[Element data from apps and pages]
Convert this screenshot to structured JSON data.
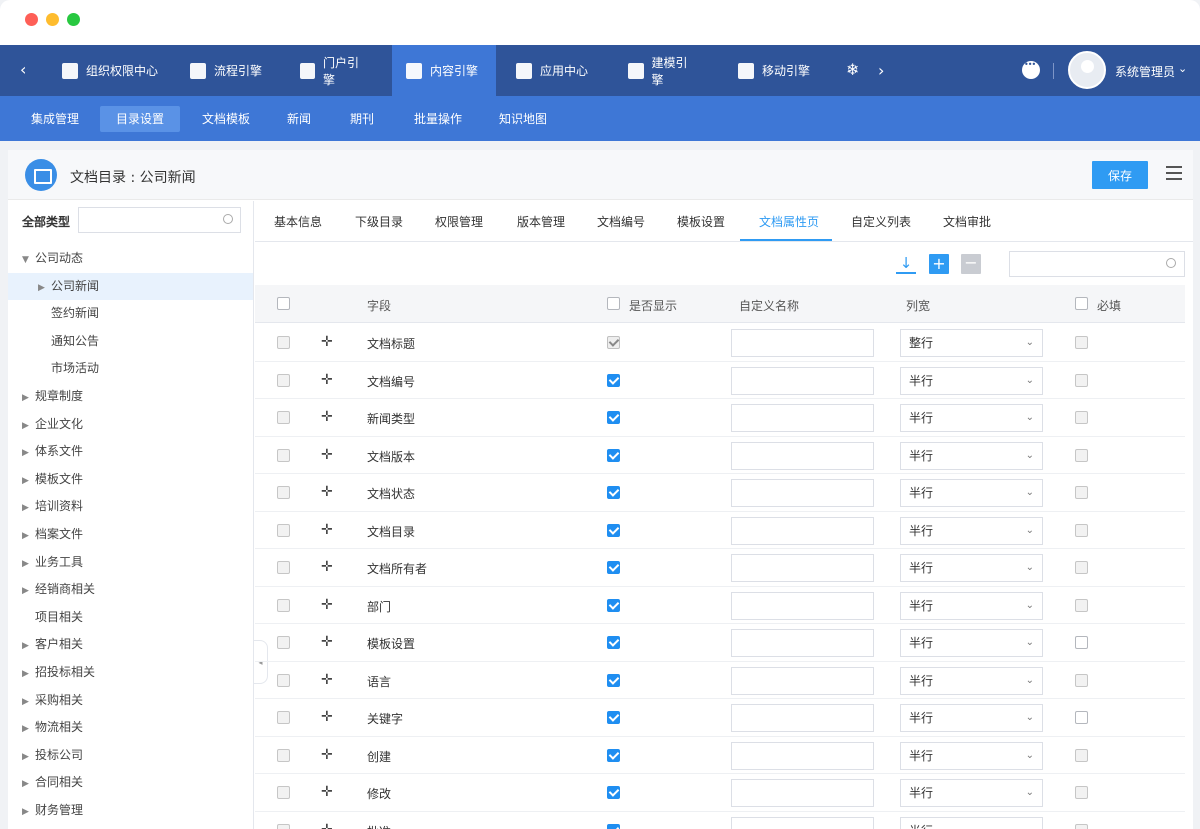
{
  "topnav": {
    "items": [
      {
        "label": "组织权限中心",
        "icon": "shield-icon"
      },
      {
        "label": "流程引擎",
        "icon": "flow-icon"
      },
      {
        "label": "门户引擎",
        "icon": "portal-icon"
      },
      {
        "label": "内容引擎",
        "icon": "document-icon",
        "active": true
      },
      {
        "label": "应用中心",
        "icon": "apps-icon"
      },
      {
        "label": "建模引擎",
        "icon": "cube-icon"
      },
      {
        "label": "移动引擎",
        "icon": "mobile-icon"
      }
    ],
    "username": "系统管理员"
  },
  "subnav": {
    "items": [
      "集成管理",
      "目录设置",
      "文档模板",
      "新闻",
      "期刊",
      "批量操作",
      "知识地图"
    ],
    "active_index": 1
  },
  "title": {
    "text": "文档目录 : 公司新闻",
    "save_label": "保存"
  },
  "sidebar": {
    "type_label": "全部类型",
    "search_placeholder": "",
    "tree": [
      {
        "label": "公司动态",
        "level": 0,
        "caret": "down"
      },
      {
        "label": "公司新闻",
        "level": 1,
        "caret": "right",
        "selected": true
      },
      {
        "label": "签约新闻",
        "level": 1,
        "caret": ""
      },
      {
        "label": "通知公告",
        "level": 1,
        "caret": ""
      },
      {
        "label": "市场活动",
        "level": 1,
        "caret": ""
      },
      {
        "label": "规章制度",
        "level": 0,
        "caret": "right"
      },
      {
        "label": "企业文化",
        "level": 0,
        "caret": "right"
      },
      {
        "label": "体系文件",
        "level": 0,
        "caret": "right"
      },
      {
        "label": "模板文件",
        "level": 0,
        "caret": "right"
      },
      {
        "label": "培训资料",
        "level": 0,
        "caret": "right"
      },
      {
        "label": "档案文件",
        "level": 0,
        "caret": "right"
      },
      {
        "label": "业务工具",
        "level": 0,
        "caret": "right"
      },
      {
        "label": "经销商相关",
        "level": 0,
        "caret": "right"
      },
      {
        "label": "项目相关",
        "level": 0,
        "caret": ""
      },
      {
        "label": "客户相关",
        "level": 0,
        "caret": "right"
      },
      {
        "label": "招投标相关",
        "level": 0,
        "caret": "right"
      },
      {
        "label": "采购相关",
        "level": 0,
        "caret": "right"
      },
      {
        "label": "物流相关",
        "level": 0,
        "caret": "right"
      },
      {
        "label": "投标公司",
        "level": 0,
        "caret": "right"
      },
      {
        "label": "合同相关",
        "level": 0,
        "caret": "right"
      },
      {
        "label": "财务管理",
        "level": 0,
        "caret": "right"
      }
    ]
  },
  "tabs": {
    "items": [
      "基本信息",
      "下级目录",
      "权限管理",
      "版本管理",
      "文档编号",
      "模板设置",
      "文档属性页",
      "自定义列表",
      "文档审批"
    ],
    "active_index": 6
  },
  "table": {
    "headers": {
      "field": "字段",
      "show": "是否显示",
      "custom_name": "自定义名称",
      "width": "列宽",
      "required": "必填"
    },
    "rows": [
      {
        "field": "文档标题",
        "show": "locked",
        "width": "整行",
        "required": "gray"
      },
      {
        "field": "文档编号",
        "show": "checked",
        "width": "半行",
        "required": "gray"
      },
      {
        "field": "新闻类型",
        "show": "checked",
        "width": "半行",
        "required": "gray"
      },
      {
        "field": "文档版本",
        "show": "checked",
        "width": "半行",
        "required": "gray"
      },
      {
        "field": "文档状态",
        "show": "checked",
        "width": "半行",
        "required": "gray"
      },
      {
        "field": "文档目录",
        "show": "checked",
        "width": "半行",
        "required": "gray"
      },
      {
        "field": "文档所有者",
        "show": "checked",
        "width": "半行",
        "required": "gray"
      },
      {
        "field": "部门",
        "show": "checked",
        "width": "半行",
        "required": "gray"
      },
      {
        "field": "模板设置",
        "show": "checked",
        "width": "半行",
        "required": "empty"
      },
      {
        "field": "语言",
        "show": "checked",
        "width": "半行",
        "required": "gray"
      },
      {
        "field": "关键字",
        "show": "checked",
        "width": "半行",
        "required": "empty"
      },
      {
        "field": "创建",
        "show": "checked",
        "width": "半行",
        "required": "gray"
      },
      {
        "field": "修改",
        "show": "checked",
        "width": "半行",
        "required": "gray"
      },
      {
        "field": "批准",
        "show": "checked",
        "width": "半行",
        "required": "gray"
      }
    ]
  }
}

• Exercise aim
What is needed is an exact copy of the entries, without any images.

• Task answer
Convert this screenshot to structured JSON data.
{
  "topnav": {
    "items": [
      {
        "label": "组织权限中心",
        "icon": "shield-icon"
      },
      {
        "label": "流程引擎",
        "icon": "flow-icon"
      },
      {
        "label": "门户引擎",
        "icon": "portal-icon"
      },
      {
        "label": "内容引擎",
        "icon": "document-icon",
        "active": true
      },
      {
        "label": "应用中心",
        "icon": "apps-icon"
      },
      {
        "label": "建模引擎",
        "icon": "cube-icon"
      },
      {
        "label": "移动引擎",
        "icon": "mobile-icon"
      }
    ],
    "username": "系统管理员"
  },
  "subnav": {
    "items": [
      "集成管理",
      "目录设置",
      "文档模板",
      "新闻",
      "期刊",
      "批量操作",
      "知识地图"
    ],
    "active_index": 1
  },
  "title": {
    "text": "文档目录 : 公司新闻",
    "save_label": "保存"
  },
  "sidebar": {
    "type_label": "全部类型",
    "search_placeholder": "",
    "tree": [
      {
        "label": "公司动态",
        "level": 0,
        "caret": "down"
      },
      {
        "label": "公司新闻",
        "level": 1,
        "caret": "right",
        "selected": true
      },
      {
        "label": "签约新闻",
        "level": 1,
        "caret": ""
      },
      {
        "label": "通知公告",
        "level": 1,
        "caret": ""
      },
      {
        "label": "市场活动",
        "level": 1,
        "caret": ""
      },
      {
        "label": "规章制度",
        "level": 0,
        "caret": "right"
      },
      {
        "label": "企业文化",
        "level": 0,
        "caret": "right"
      },
      {
        "label": "体系文件",
        "level": 0,
        "caret": "right"
      },
      {
        "label": "模板文件",
        "level": 0,
        "caret": "right"
      },
      {
        "label": "培训资料",
        "level": 0,
        "caret": "right"
      },
      {
        "label": "档案文件",
        "level": 0,
        "caret": "right"
      },
      {
        "label": "业务工具",
        "level": 0,
        "caret": "right"
      },
      {
        "label": "经销商相关",
        "level": 0,
        "caret": "right"
      },
      {
        "label": "项目相关",
        "level": 0,
        "caret": ""
      },
      {
        "label": "客户相关",
        "level": 0,
        "caret": "right"
      },
      {
        "label": "招投标相关",
        "level": 0,
        "caret": "right"
      },
      {
        "label": "采购相关",
        "level": 0,
        "caret": "right"
      },
      {
        "label": "物流相关",
        "level": 0,
        "caret": "right"
      },
      {
        "label": "投标公司",
        "level": 0,
        "caret": "right"
      },
      {
        "label": "合同相关",
        "level": 0,
        "caret": "right"
      },
      {
        "label": "财务管理",
        "level": 0,
        "caret": "right"
      }
    ]
  },
  "tabs": {
    "items": [
      "基本信息",
      "下级目录",
      "权限管理",
      "版本管理",
      "文档编号",
      "模板设置",
      "文档属性页",
      "自定义列表",
      "文档审批"
    ],
    "active_index": 6
  },
  "table": {
    "headers": {
      "field": "字段",
      "show": "是否显示",
      "custom_name": "自定义名称",
      "width": "列宽",
      "required": "必填"
    },
    "rows": [
      {
        "field": "文档标题",
        "show": "locked",
        "width": "整行",
        "required": "gray"
      },
      {
        "field": "文档编号",
        "show": "checked",
        "width": "半行",
        "required": "gray"
      },
      {
        "field": "新闻类型",
        "show": "checked",
        "width": "半行",
        "required": "gray"
      },
      {
        "field": "文档版本",
        "show": "checked",
        "width": "半行",
        "required": "gray"
      },
      {
        "field": "文档状态",
        "show": "checked",
        "width": "半行",
        "required": "gray"
      },
      {
        "field": "文档目录",
        "show": "checked",
        "width": "半行",
        "required": "gray"
      },
      {
        "field": "文档所有者",
        "show": "checked",
        "width": "半行",
        "required": "gray"
      },
      {
        "field": "部门",
        "show": "checked",
        "width": "半行",
        "required": "gray"
      },
      {
        "field": "模板设置",
        "show": "checked",
        "width": "半行",
        "required": "empty"
      },
      {
        "field": "语言",
        "show": "checked",
        "width": "半行",
        "required": "gray"
      },
      {
        "field": "关键字",
        "show": "checked",
        "width": "半行",
        "required": "empty"
      },
      {
        "field": "创建",
        "show": "checked",
        "width": "半行",
        "required": "gray"
      },
      {
        "field": "修改",
        "show": "checked",
        "width": "半行",
        "required": "gray"
      },
      {
        "field": "批准",
        "show": "checked",
        "width": "半行",
        "required": "gray"
      }
    ]
  }
}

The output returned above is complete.